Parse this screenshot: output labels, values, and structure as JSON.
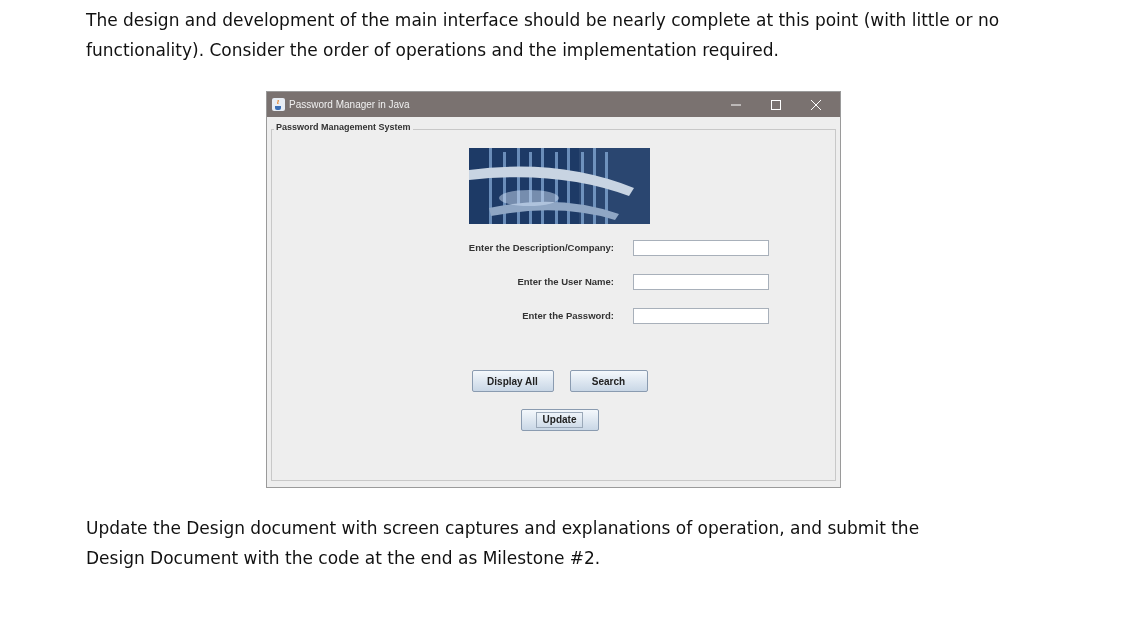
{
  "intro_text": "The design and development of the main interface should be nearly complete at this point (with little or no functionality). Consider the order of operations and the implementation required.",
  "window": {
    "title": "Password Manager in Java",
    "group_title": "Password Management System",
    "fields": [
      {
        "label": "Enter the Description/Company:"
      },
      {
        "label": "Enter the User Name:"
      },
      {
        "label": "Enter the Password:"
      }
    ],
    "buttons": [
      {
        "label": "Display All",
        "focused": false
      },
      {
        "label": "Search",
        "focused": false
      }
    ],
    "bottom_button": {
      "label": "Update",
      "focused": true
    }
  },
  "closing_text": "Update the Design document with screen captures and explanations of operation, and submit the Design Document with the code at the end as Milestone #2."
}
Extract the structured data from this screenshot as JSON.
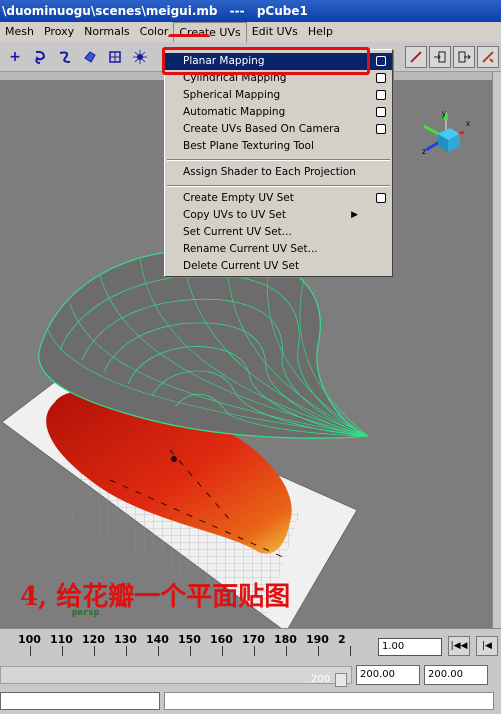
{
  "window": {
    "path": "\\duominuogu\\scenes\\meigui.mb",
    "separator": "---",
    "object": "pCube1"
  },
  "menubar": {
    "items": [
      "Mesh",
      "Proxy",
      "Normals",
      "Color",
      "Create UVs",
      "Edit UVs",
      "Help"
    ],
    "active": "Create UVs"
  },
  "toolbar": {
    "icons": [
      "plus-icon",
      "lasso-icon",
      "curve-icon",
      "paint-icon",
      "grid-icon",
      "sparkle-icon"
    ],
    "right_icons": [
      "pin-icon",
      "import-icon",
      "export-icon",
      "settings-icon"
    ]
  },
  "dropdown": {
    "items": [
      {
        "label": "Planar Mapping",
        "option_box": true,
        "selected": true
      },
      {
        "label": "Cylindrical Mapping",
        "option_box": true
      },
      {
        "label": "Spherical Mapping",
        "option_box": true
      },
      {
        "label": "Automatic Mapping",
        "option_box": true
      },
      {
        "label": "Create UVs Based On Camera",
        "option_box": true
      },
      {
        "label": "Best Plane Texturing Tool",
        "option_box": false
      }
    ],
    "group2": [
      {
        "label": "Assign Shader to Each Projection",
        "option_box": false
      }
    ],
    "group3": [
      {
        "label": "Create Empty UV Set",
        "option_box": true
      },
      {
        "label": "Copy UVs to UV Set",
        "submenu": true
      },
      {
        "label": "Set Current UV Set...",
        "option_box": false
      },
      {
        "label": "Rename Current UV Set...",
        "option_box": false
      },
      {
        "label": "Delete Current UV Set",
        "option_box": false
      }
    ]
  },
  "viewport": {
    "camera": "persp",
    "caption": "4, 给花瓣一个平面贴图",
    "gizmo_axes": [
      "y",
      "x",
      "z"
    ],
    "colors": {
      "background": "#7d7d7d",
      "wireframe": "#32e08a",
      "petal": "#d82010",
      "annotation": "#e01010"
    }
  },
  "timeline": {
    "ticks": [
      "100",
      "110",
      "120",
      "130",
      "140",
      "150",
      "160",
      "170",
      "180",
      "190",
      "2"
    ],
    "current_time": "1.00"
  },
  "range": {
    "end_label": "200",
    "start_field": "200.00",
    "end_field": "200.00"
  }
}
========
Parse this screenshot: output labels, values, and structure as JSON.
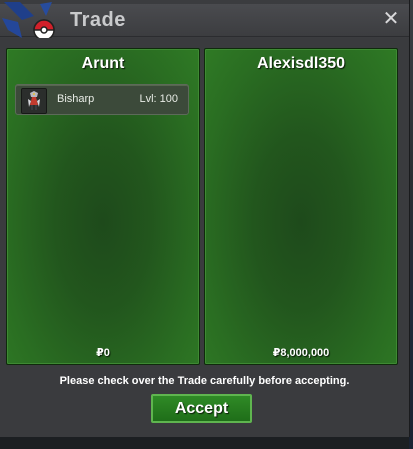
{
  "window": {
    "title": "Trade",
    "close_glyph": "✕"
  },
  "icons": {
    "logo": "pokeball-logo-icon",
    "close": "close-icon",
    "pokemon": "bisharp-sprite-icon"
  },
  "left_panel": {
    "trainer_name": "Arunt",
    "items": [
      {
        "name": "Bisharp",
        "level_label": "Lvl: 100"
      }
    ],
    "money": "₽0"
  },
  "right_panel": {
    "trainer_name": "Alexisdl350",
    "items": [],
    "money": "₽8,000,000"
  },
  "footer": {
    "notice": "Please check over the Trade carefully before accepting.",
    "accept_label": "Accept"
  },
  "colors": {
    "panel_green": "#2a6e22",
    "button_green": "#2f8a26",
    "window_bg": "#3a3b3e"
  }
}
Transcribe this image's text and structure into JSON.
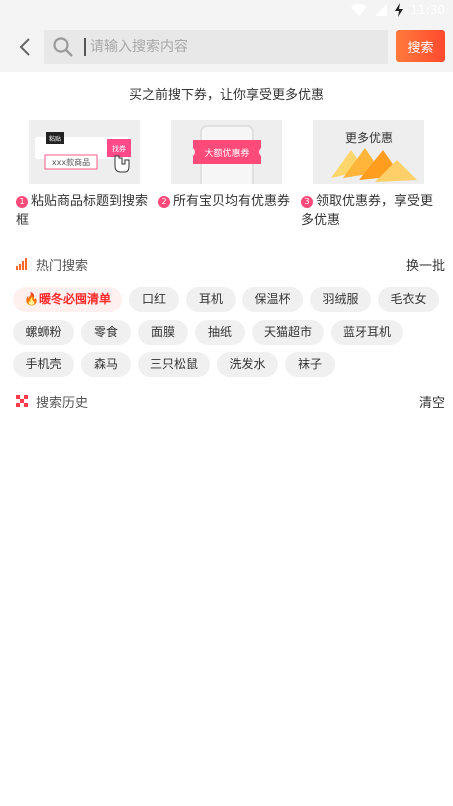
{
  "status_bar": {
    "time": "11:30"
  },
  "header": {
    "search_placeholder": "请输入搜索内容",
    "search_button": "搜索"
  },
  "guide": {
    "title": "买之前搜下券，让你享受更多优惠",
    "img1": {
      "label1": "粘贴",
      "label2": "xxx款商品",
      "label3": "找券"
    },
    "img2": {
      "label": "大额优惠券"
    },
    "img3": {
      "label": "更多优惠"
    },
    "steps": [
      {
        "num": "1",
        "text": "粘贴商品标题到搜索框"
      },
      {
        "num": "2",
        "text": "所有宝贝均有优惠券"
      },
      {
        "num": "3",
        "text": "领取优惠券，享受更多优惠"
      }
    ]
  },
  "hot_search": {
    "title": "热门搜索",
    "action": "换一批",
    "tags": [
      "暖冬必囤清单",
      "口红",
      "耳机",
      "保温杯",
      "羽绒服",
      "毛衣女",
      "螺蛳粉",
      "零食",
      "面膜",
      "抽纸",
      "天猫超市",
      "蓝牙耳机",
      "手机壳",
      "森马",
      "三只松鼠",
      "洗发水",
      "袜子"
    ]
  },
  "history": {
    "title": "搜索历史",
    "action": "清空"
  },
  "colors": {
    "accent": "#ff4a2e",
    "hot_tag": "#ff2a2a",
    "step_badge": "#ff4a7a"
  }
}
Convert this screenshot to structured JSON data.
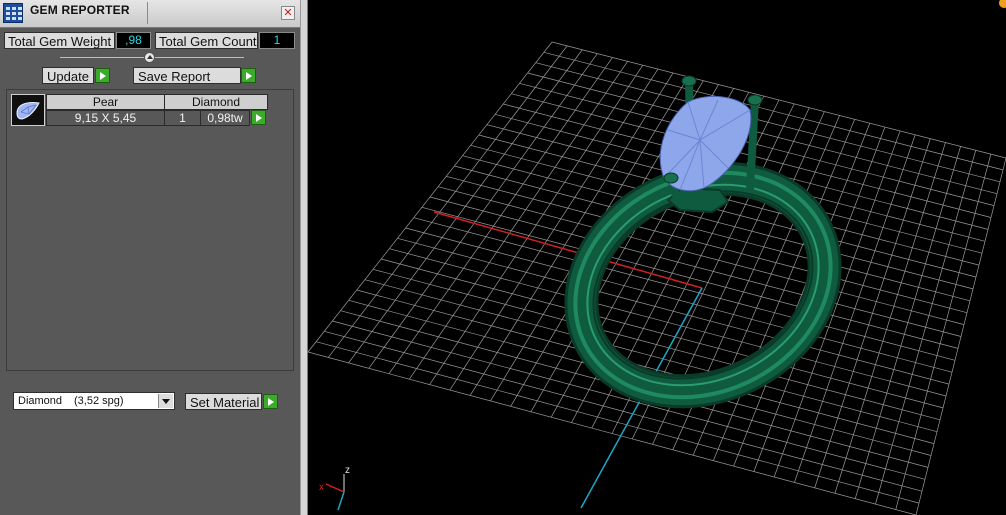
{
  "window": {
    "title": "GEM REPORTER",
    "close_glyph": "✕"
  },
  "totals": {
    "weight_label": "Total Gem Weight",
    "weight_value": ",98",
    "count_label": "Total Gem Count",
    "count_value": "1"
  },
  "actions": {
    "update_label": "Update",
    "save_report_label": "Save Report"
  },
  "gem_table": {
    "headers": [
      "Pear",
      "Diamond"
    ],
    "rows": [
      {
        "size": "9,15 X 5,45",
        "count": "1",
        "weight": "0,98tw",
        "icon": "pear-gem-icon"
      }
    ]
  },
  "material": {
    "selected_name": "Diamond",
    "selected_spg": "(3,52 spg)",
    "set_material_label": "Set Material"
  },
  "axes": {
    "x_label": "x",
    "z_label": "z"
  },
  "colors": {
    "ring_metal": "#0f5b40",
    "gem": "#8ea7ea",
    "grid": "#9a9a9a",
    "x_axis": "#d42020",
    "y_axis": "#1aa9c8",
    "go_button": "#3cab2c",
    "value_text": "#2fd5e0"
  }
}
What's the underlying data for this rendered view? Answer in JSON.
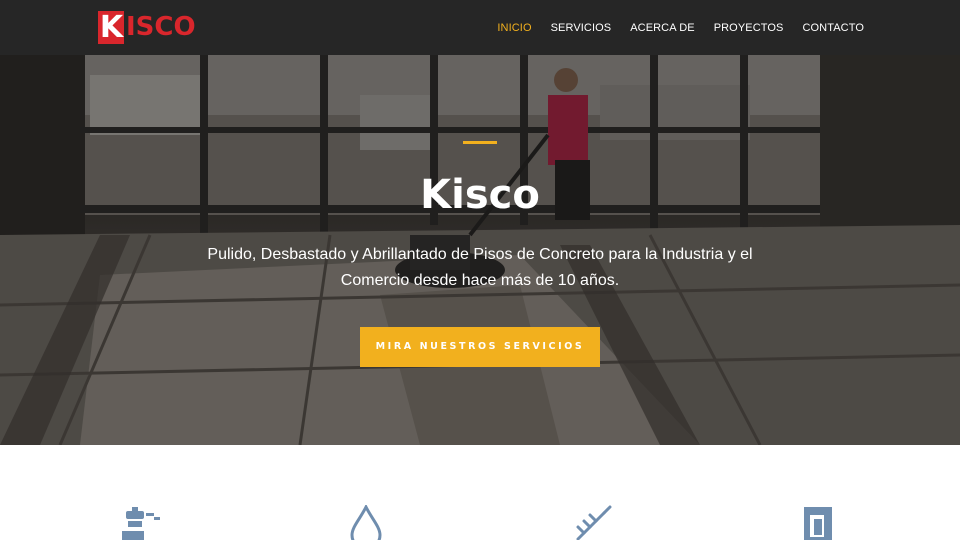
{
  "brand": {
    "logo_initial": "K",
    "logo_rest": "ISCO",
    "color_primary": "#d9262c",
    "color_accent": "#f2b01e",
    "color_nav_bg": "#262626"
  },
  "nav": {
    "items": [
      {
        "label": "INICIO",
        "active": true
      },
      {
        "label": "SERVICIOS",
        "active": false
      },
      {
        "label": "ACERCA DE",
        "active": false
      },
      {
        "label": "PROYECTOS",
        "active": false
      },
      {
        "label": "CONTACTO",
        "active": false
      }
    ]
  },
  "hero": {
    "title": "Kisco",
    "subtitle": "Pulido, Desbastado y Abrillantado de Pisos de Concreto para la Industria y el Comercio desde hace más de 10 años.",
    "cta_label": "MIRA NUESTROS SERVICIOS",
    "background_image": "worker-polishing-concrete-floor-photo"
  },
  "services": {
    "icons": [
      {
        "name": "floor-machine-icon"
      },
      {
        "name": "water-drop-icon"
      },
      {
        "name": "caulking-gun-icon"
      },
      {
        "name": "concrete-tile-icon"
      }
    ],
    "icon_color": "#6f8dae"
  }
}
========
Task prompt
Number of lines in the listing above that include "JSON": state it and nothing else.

Response area
6